On Aug. 11, Drew Salaman filed a motion for sanctions on behalf of the City, against co-defendant and Philadelphia resident Trumel Roundtree. The pursuit of sanctions against Roundtree is in connection with his alleged refusal to respond to Interrogatory and Document Requests made to him by the City.
Further, a judgment had been entered in favor of the City and against Roundtree on March 11, in the amount of $43,471.10. According to court records, Roundtree was served with the aforementioned requests from the City on March 19, with a 30-day deadline in which to respond.
When no response was made by June 8, Roundtree was again ordered to respond to the City’s Interrogatory and Document Requests.
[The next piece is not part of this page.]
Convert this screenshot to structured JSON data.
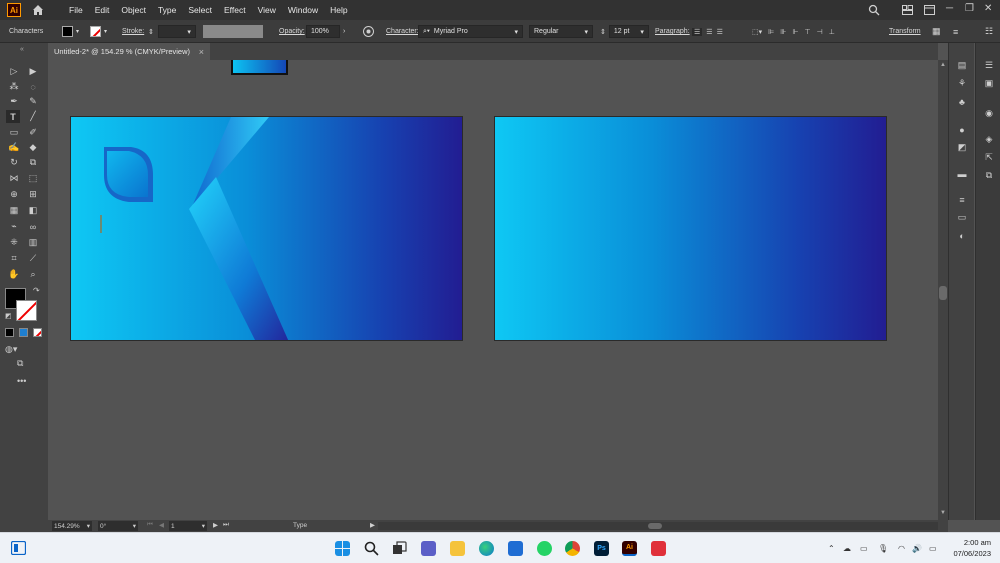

Roundtree responded by replying to the City’s interrogatories, but not the requests for documents.
The City has proposed Roundtree be subject to a fine of $100 for each day his non-compliance continues, along with an extra sanction of $250 for the City’s counsel fees.
After a continuance rescheduled proceedings from its original date of Sept. 11, a hearing on this matter was set for Court chambers in Philadelphia City Hall this past Friday.
Tania Stephens’ lawsuit, filed in July 2013, is in connection with an alleged slip-and-fall incident that occurred on July 24, 2011. Stephens fell on a broken and unlevel portion of the sidewalk located on Monument Street, and charged the defendants with collective negligence in not identifying, warning or repairing of the dangerous sidewalk condition.
Stephens originally named Bank of America, Federal National Mortgage Association, Philadelphia Gas Works, Philadelphia Water Department, the City of Philadelphia and Office of the Attorney General as defendants, though Bank of America and Federal National Mortgage Association were dismissed as defendants in November and December 2013, respectively.
Stephens claimed to suffer severe, permanent external and internal injuries about the head, limbs and body in the fall, in addition to aches, pains and mental anguish, and financial losses beyond the amount recoverable by the Pennsylvania Financial Responsibility Act.
The plaintiff is seeking judgment in excess of $50,000, plus interest and court costs.
The plaintiff is represented by Warren I. Siegel, of Bernhardt & Rothermel, in Philadelphia.
The defendants are represented by Colette A. Pete, Alton G. Grube, Monica S. Lloyd of the Law Offices of Pamela Hargrove and Drew Salaman of Salaman, Grayson Henry, all in Philadelphia.
Philadelphia County Court of Common Pleas case 130701448
From the Pennsylvania Record: Reach Courts Reporter Nicholas Malfitano at email@example.com